[Entries from a dataset of interfaces]
=== Begin Enclosure ===

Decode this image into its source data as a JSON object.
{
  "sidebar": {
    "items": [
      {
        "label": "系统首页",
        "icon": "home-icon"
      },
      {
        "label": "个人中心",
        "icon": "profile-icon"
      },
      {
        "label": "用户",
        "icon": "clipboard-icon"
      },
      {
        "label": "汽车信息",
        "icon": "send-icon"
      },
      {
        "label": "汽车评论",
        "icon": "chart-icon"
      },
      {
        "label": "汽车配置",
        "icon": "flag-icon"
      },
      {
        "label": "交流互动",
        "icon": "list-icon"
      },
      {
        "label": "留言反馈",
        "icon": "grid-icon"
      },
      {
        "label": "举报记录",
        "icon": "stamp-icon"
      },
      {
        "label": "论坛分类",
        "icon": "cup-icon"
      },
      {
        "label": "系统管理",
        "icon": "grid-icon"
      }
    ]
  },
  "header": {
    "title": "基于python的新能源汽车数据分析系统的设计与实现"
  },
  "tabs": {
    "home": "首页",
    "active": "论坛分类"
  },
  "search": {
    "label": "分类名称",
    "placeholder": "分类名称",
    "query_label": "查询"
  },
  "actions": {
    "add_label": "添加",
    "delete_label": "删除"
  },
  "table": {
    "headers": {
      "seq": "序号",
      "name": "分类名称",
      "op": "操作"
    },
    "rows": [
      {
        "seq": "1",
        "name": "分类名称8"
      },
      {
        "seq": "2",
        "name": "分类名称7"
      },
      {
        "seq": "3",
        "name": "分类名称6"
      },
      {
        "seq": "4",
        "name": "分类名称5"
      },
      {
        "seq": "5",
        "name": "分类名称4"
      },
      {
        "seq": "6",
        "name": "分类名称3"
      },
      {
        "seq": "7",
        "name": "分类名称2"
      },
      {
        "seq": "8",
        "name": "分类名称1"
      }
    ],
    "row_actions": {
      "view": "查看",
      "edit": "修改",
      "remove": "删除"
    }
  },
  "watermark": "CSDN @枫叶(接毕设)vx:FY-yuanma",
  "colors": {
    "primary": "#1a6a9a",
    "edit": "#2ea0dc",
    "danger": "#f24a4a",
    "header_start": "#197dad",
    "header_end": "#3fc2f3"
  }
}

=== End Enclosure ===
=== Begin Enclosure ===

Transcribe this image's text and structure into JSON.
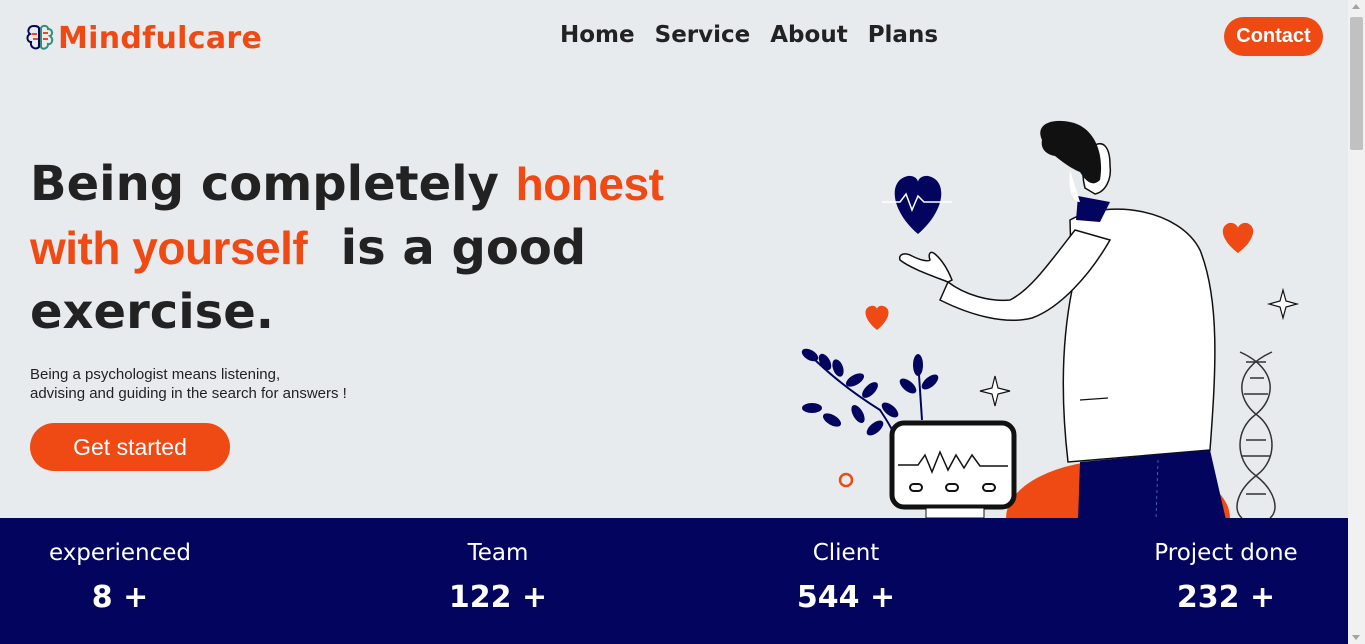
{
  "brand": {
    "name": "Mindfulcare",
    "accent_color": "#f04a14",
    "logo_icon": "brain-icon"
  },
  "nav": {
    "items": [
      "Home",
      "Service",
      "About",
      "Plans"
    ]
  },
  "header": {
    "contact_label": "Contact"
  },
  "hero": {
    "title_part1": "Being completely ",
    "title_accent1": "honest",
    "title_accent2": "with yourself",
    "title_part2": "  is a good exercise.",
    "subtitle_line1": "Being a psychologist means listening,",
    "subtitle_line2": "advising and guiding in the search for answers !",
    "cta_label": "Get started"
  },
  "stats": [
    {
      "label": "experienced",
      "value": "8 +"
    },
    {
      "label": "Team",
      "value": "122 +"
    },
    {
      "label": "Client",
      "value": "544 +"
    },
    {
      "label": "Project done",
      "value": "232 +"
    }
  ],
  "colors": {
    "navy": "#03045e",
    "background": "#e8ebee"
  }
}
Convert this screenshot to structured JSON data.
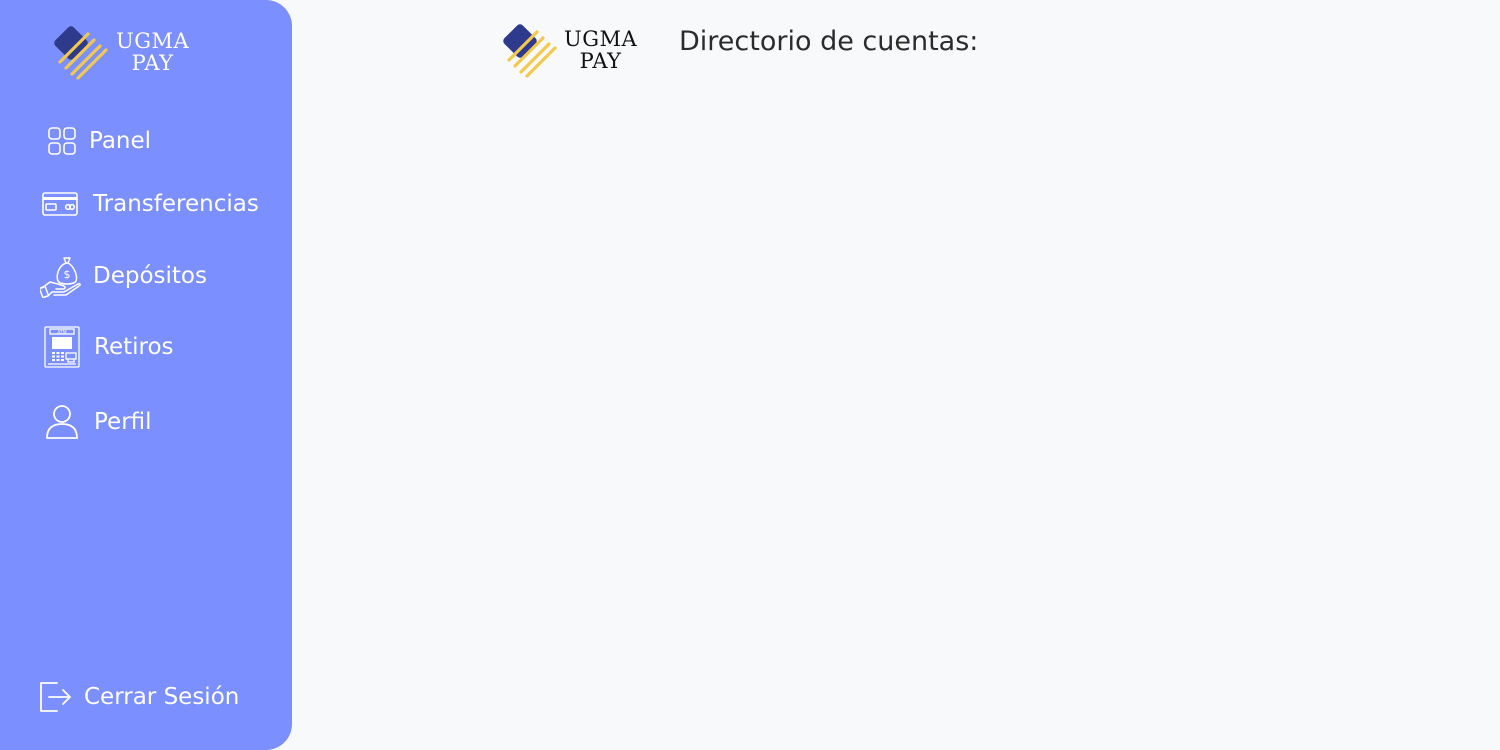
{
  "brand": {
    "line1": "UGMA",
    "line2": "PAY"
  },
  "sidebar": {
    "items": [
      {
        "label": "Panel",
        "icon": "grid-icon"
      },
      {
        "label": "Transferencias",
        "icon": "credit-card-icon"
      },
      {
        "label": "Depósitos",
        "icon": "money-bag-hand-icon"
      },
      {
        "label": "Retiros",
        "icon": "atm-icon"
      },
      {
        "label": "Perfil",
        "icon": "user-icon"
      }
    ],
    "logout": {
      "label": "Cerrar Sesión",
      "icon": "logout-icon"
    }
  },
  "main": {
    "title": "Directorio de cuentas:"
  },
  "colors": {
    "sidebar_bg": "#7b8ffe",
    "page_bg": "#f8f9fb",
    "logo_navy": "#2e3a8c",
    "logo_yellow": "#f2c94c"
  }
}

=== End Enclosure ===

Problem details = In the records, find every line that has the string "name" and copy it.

Exercise output =
      "name": "分类名称",
        "name": "分类名称8"
        "name": "分类名称7"
        "name": "分类名称6"
        "name": "分类名称5"
        "name": "分类名称4"
        "name": "分类名称3"
        "name": "分类名称2"
        "name": "分类名称1"
    "name": "Mindfulcare",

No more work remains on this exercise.